Good soil is also important- for pest prevention- people who load soil up with ridiculous amounts of fertilizer are not only instrumental in compromising river & water health but fill the plants leaves with nitrogen that the plant can't turn into protein, and all that useless nitrogen in leaves is like a calling card to insects. So take care of trace minerals and organic matter first, then
add your NPK- in conservative moderation. Organic matter will beget soil biology who will cycle Nitrogen and hold in upper soil levels for longer, where the plant needs it- a little N goes a long way. All our nitrogen here for veg is from composts, chook poo, nitrogen fixing plants, or pee. Yep, we don't pee to flush that much. While N is a plant nutrient needed in larger quantities ( one of the big 3, NPK), I supplement no N except for the above and I grow about 40- 60% of fresh produce that we eat (variety of plant types) quite successfully.
i have attracted no swarms.. 😪 neither have mine swarmed. I'm almost finished my new hive and they will go into that soon, will see how much room they have, haven't opened up this spring yet. We are still get cold snaps down to freezing.. it's technically summer next month. Bees certainly look productive and happy. Another wet year with no flowering eucalyptus.. everyone at bee club is feeding theirs sugar syrup but I want my bees to adapt to local conditions. (Was same last year and they didn't starve over winter then). I have just planted some *****, another eucalyptus, grevillea and more ceonothus. For their token bee garden nutrition. Coming up for planting soon are winter flowering mahonias, one more leatherwood- delicious honey (Eucriphia lucida
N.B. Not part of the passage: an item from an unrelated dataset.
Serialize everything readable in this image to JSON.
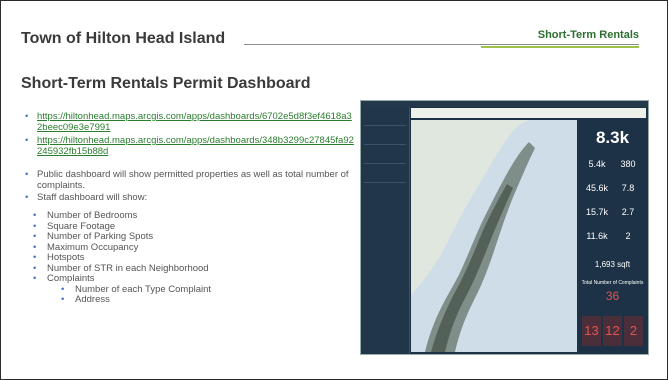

), Rhaphsiolepsis, Escallonias, osmanthus, and some more asters. With hollyhocks and dahlias etc. Spoilt bees. Good luck, I look forward to hearing how your milkweeds germinate and grow in the spring time.